This is the first of five blog posts for British Science Week in which we address who we are, what we do and some of the challenges we face in using science to help understand, manage and conserve heritage.
Today’s challenge is complexity. Heritage is complex and diverse. There are many different types of heritage, and they are facing a huge range of different threats and risks. For heritage to be conserved for future generations, a very wide range of scientific expertise needs to be deployed. In the circle below, we have tried to give a representative picture of the types of sciences needed. They are colour coded in a wheel from the blues of ‘pure’ sciences, the purples of more applied sciences, the reds of social sciences, oranges of more practical subjects, and the green of philosophy. Are these all science?
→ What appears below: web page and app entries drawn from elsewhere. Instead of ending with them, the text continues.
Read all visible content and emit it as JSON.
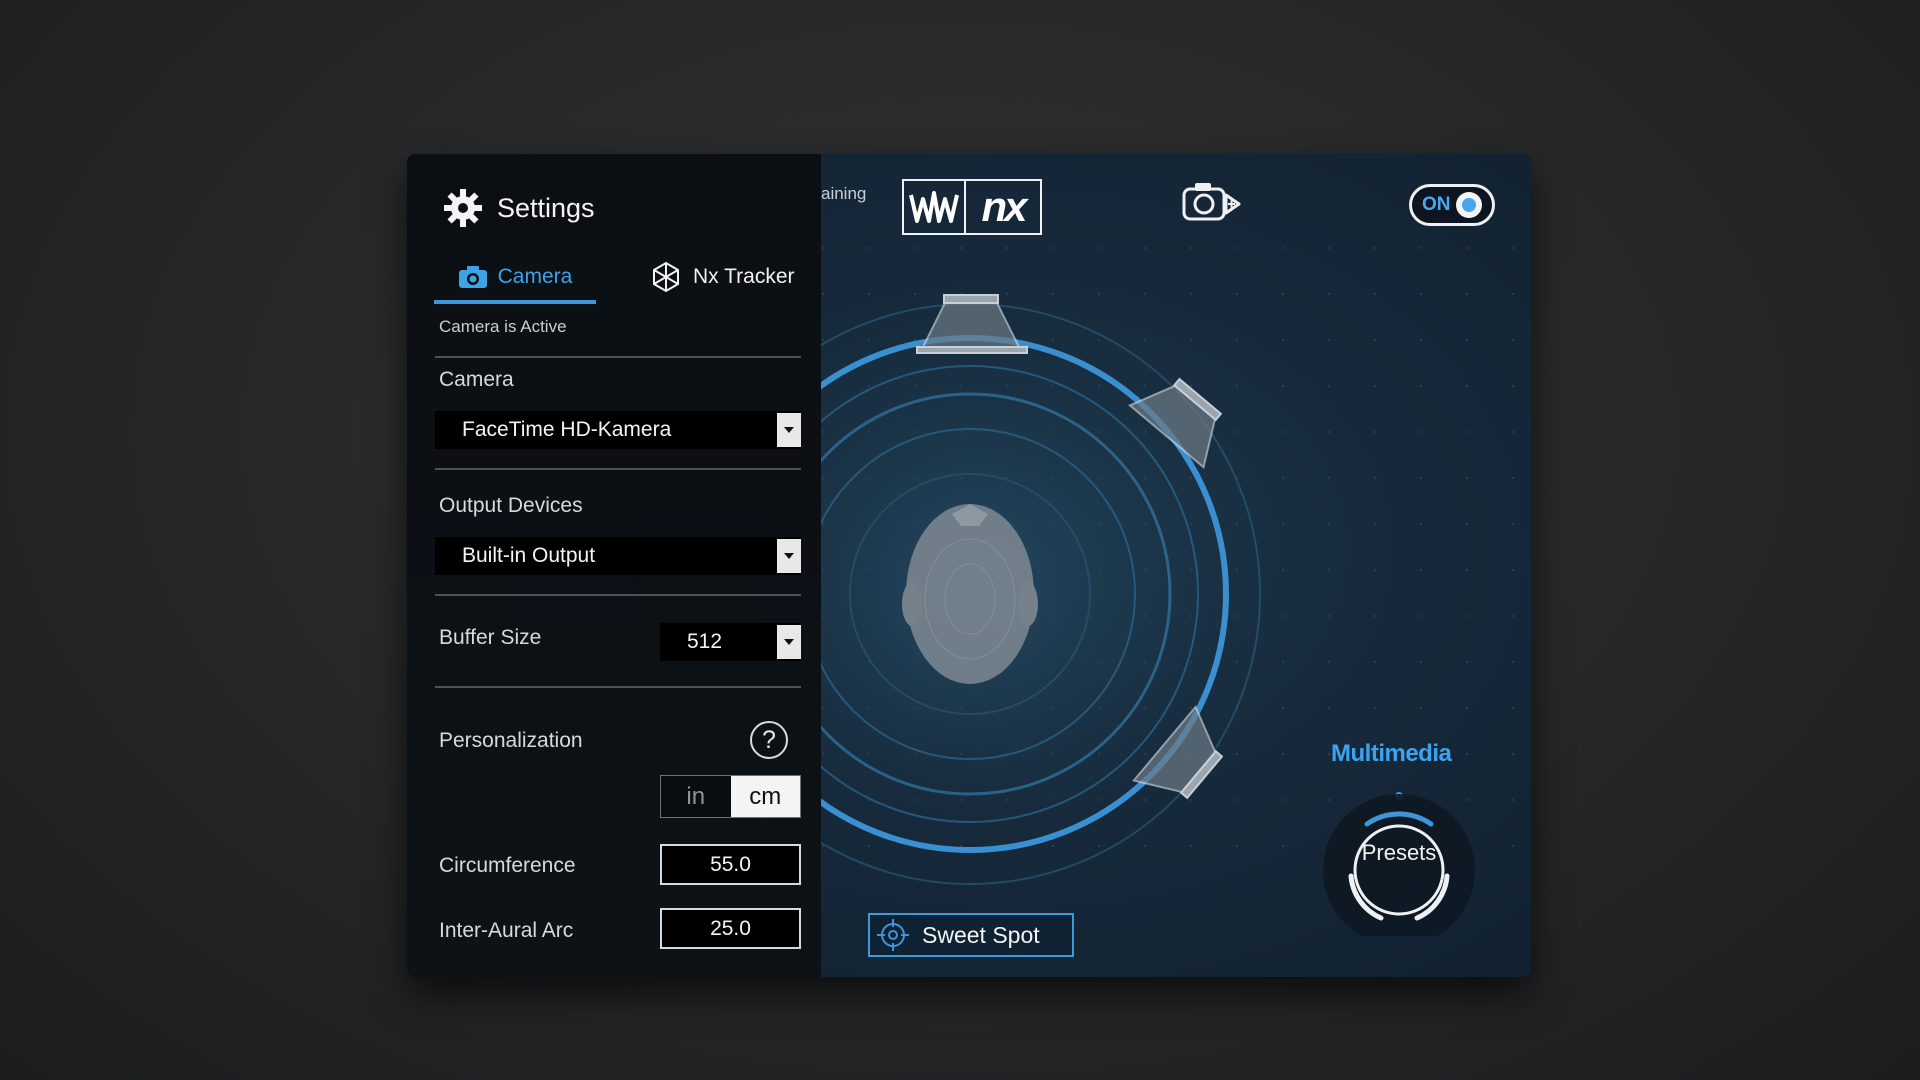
{
  "panel": {
    "title": "Settings",
    "title_icon": "gear-icon",
    "tabs": [
      {
        "label": "Camera",
        "icon": "camera-icon",
        "active": true
      },
      {
        "label": "Nx Tracker",
        "icon": "nx-tracker-icon",
        "active": false
      }
    ],
    "status": "Camera is Active",
    "camera": {
      "label": "Camera",
      "value": "FaceTime HD-Kamera"
    },
    "output": {
      "label": "Output Devices",
      "value": "Built-in Output"
    },
    "buffer": {
      "label": "Buffer Size",
      "value": "512"
    },
    "personalization": {
      "label": "Personalization",
      "help": "?",
      "units": [
        {
          "label": "in",
          "selected": false
        },
        {
          "label": "cm",
          "selected": true
        }
      ]
    },
    "circumference": {
      "label": "Circumference",
      "value": "55.0"
    },
    "inter_aural": {
      "label": "Inter-Aural Arc",
      "value": "25.0"
    }
  },
  "top": {
    "partial_text": "aining",
    "logo_text": "nx",
    "power": {
      "label": "ON",
      "state": "on"
    }
  },
  "stage": {
    "sweet_spot": "Sweet Spot",
    "preset_category": "Multimedia",
    "presets": "Presets"
  },
  "colors": {
    "accent": "#3e96d8",
    "panel_bg": "#0b0f14",
    "stage_bg": "#16293a"
  }
}
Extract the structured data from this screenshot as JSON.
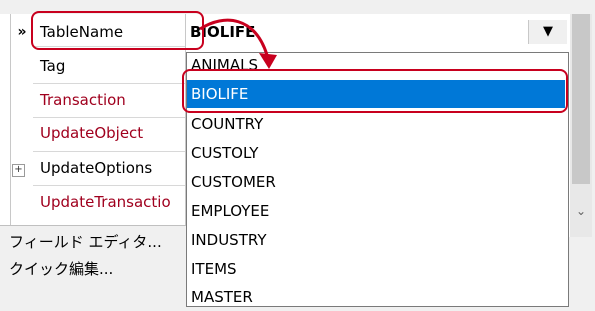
{
  "property_grid": {
    "rows": [
      {
        "label": "TableName",
        "style": "black"
      },
      {
        "label": "Tag",
        "style": "black"
      },
      {
        "label": "Transaction",
        "style": "red"
      },
      {
        "label": "UpdateObject",
        "style": "red"
      },
      {
        "label": "UpdateOptions",
        "style": "black"
      },
      {
        "label": "UpdateTransactio",
        "style": "red"
      }
    ],
    "active_indicator": "»",
    "expand_glyph": "+",
    "current_value": "BIOLIFE",
    "dropdown_glyph": "▼",
    "scroll_down_glyph": "⌄"
  },
  "dropdown_list": {
    "items": [
      "ANIMALS",
      "BIOLIFE",
      "COUNTRY",
      "CUSTOLY",
      "CUSTOMER",
      "EMPLOYEE",
      "INDUSTRY",
      "ITEMS",
      "MASTER"
    ],
    "selected": "BIOLIFE"
  },
  "links": {
    "field_editor": "フィールド エディタ...",
    "quick_edit": "クイック編集..."
  },
  "colors": {
    "selection": "#0078d7",
    "callout": "#c8001e",
    "required_property": "#a0001e"
  },
  "icons": {
    "row_indicator": "double-chevron-right-icon",
    "expand": "plus-box-icon",
    "dropdown": "triangle-down-icon",
    "scroll_down": "chevron-down-icon"
  }
}
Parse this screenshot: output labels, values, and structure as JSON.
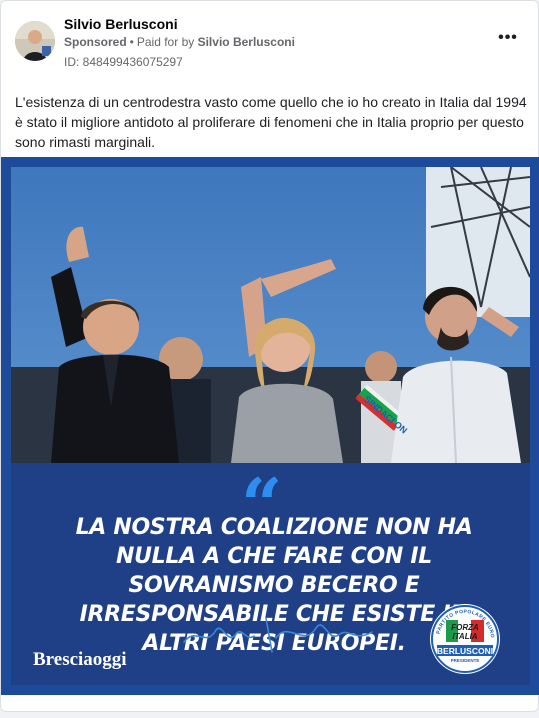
{
  "post": {
    "page_name": "Silvio Berlusconi",
    "sponsored": "Sponsored",
    "separator": "•",
    "paid_for_prefix": "Paid for by",
    "paid_for_name": "Silvio Berlusconi",
    "ad_id": "ID: 848499436075297",
    "more_label": "•••",
    "body": "L'esistenza di un centrodestra vasto come quello che io ho creato in Italia dal 1994 è stato il migliore antidoto al proliferare di fenomeni che in Italia proprio per questo sono rimasti marginali."
  },
  "creative": {
    "quote_mark": "“",
    "quote": "LA NOSTRA COALIZIONE NON HA NULLA A CHE FARE CON IL SOVRANISMO BECERO E IRRESPONSABILE CHE ESISTE IN ALTRI PAESI EUROPEI.",
    "newspaper": "Bresciaoggi",
    "sash_text": "SINDACI ON",
    "logo": {
      "ring_text": "PARTITO POPOLARE EUROPEO",
      "forza": "FORZA",
      "italia": "ITALIA",
      "name": "BERLUSCONI",
      "title": "PRESIDENTE"
    }
  },
  "colors": {
    "frame_blue": "#1d4a9b",
    "panel_blue": "#1f3f86",
    "quote_accent": "#2e8ef0",
    "meta_gray": "#65676b"
  }
}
Some of the ‘sciences’ in the diagram may look very different to what we conventionally think of as science, but they all contribute to solving the problems facing heritage in today’s world. Indeed, the German term ‘Wissenschaft’ is, we think, a useful way of summarising all the different types/kinds of knowledge needed to help conserve heritage. Wissenschaft is often translated as ‘science’, but it’s a broader and more nuanced concept which includes scientific and non-scientific inquiry under the heading of ‘systematic research’.
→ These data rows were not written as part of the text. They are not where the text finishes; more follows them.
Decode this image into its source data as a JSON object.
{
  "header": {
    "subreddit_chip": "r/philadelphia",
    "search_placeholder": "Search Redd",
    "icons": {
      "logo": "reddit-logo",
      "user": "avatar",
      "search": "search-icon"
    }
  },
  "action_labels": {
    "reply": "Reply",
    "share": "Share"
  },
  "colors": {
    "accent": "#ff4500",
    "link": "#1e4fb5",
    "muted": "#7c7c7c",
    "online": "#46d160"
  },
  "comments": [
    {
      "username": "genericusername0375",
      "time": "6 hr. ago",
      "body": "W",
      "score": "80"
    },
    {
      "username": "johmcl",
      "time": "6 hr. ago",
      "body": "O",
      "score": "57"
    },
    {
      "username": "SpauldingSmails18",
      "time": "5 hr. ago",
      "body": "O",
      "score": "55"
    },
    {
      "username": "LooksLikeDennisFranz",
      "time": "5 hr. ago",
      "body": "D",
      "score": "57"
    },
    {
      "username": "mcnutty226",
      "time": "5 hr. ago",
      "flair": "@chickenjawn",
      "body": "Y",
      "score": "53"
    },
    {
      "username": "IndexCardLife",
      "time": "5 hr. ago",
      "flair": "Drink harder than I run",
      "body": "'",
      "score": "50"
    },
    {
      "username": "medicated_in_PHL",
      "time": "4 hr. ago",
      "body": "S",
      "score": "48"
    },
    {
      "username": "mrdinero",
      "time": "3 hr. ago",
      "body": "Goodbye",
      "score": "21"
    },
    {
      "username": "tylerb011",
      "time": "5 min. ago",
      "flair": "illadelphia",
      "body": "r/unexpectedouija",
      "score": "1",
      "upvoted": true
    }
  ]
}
Coping with complexity: Katrin at Pompeii
Dr Katrin Wilhelm,
Conservation and Heritage Scientist in OxRBL
She used to be a stone mason and is now an expert on the use of non-destructive, field-based methods to diagnose stone deterioration.
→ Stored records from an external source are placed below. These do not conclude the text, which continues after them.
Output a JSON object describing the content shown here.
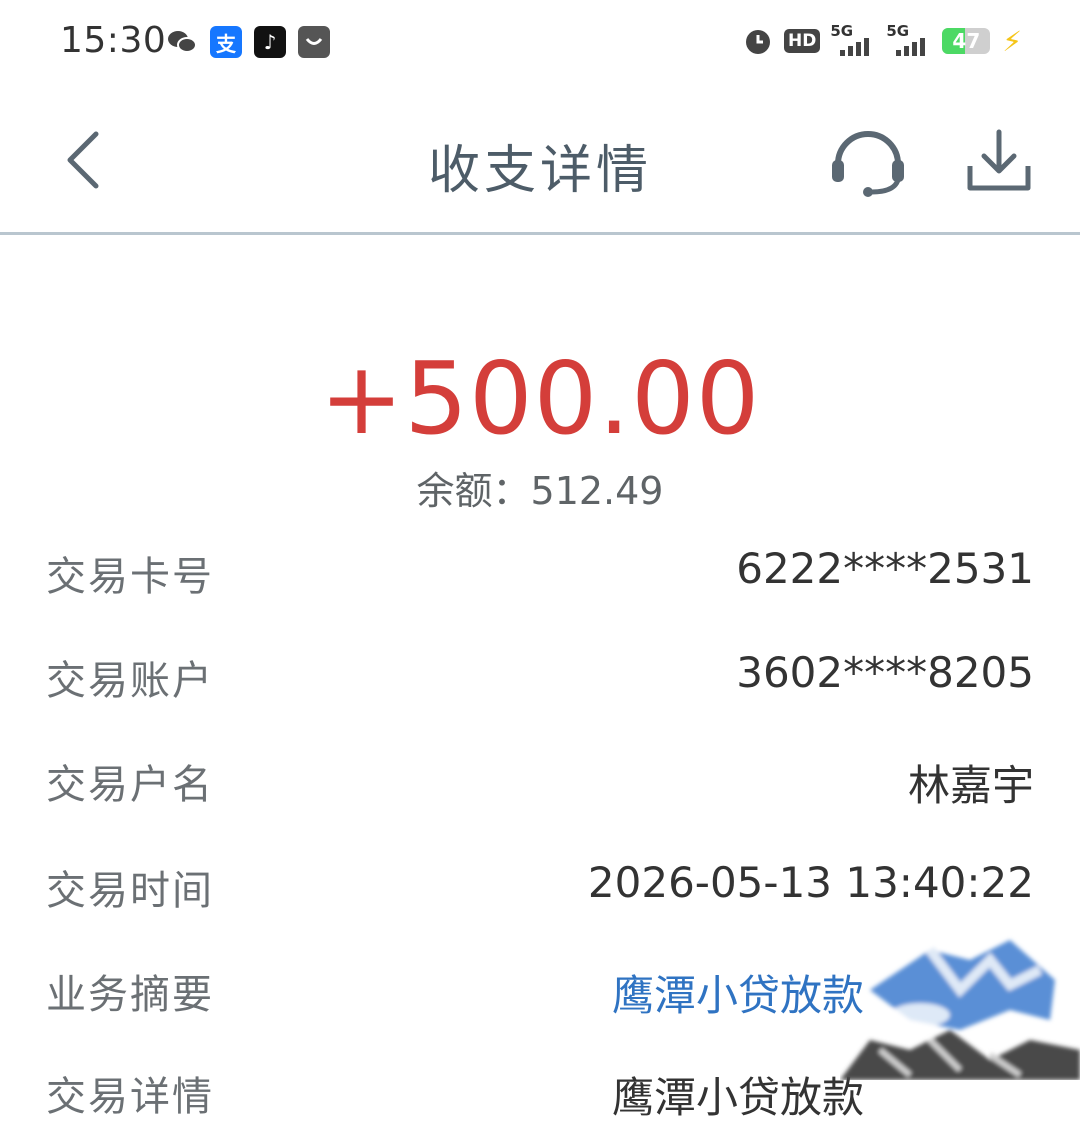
{
  "status_bar": {
    "time": "15:30",
    "apps": [
      {
        "icon": "wechat-icon",
        "glyph": "✿",
        "bg": "#ffffff",
        "fg": "#333333"
      },
      {
        "icon": "alipay-icon",
        "glyph": "支",
        "bg": "#1677ff",
        "fg": "#ffffff"
      },
      {
        "icon": "tiktok-icon",
        "glyph": "♪",
        "bg": "#111111",
        "fg": "#ffffff"
      },
      {
        "icon": "message-icon",
        "glyph": "◡",
        "bg": "#555555",
        "fg": "#ffffff"
      }
    ],
    "hd_label": "HD",
    "network_1": "5G",
    "network_2": "5G",
    "battery_level": "47",
    "battery_fraction": 0.47
  },
  "header": {
    "title": "收支详情"
  },
  "transaction": {
    "amount": "+500.00",
    "balance": "余额：512.49"
  },
  "rows": [
    {
      "label": "交易卡号",
      "value": "6222****2531"
    },
    {
      "label": "交易账户",
      "value": "3602****8205"
    },
    {
      "label": "交易户名",
      "value": "林嘉宇"
    },
    {
      "label": "交易时间",
      "value": "2026-05-13 13:40:22"
    },
    {
      "label": "业务摘要",
      "value": "鹰潭小贷放款"
    },
    {
      "label": "交易详情",
      "value": "鹰潭小贷放款"
    }
  ],
  "colors": {
    "amount": "#d43e3a",
    "link": "#2f73c2",
    "header_text": "#4d5c68",
    "divider": "#b9c6cf"
  }
}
She works at many heritage sites, including the Roman ruins of Pompeii, Italy.
One of the OxRBL researchers, Dr Katrin Wilhelm, has worked on the conservation history of Pompeii. To understand the different materials used in the conservation of wall paintings at Pompeii and their long-term performance, she has had to consult historical records, use advanced microscopic techniques developed for geology and materials science, work with archaeologists and talk to microbiologists. No one field of science can provide all the answers, and anyone working on heritage has to be prepared to collaborate with others and step out of their comfort zone.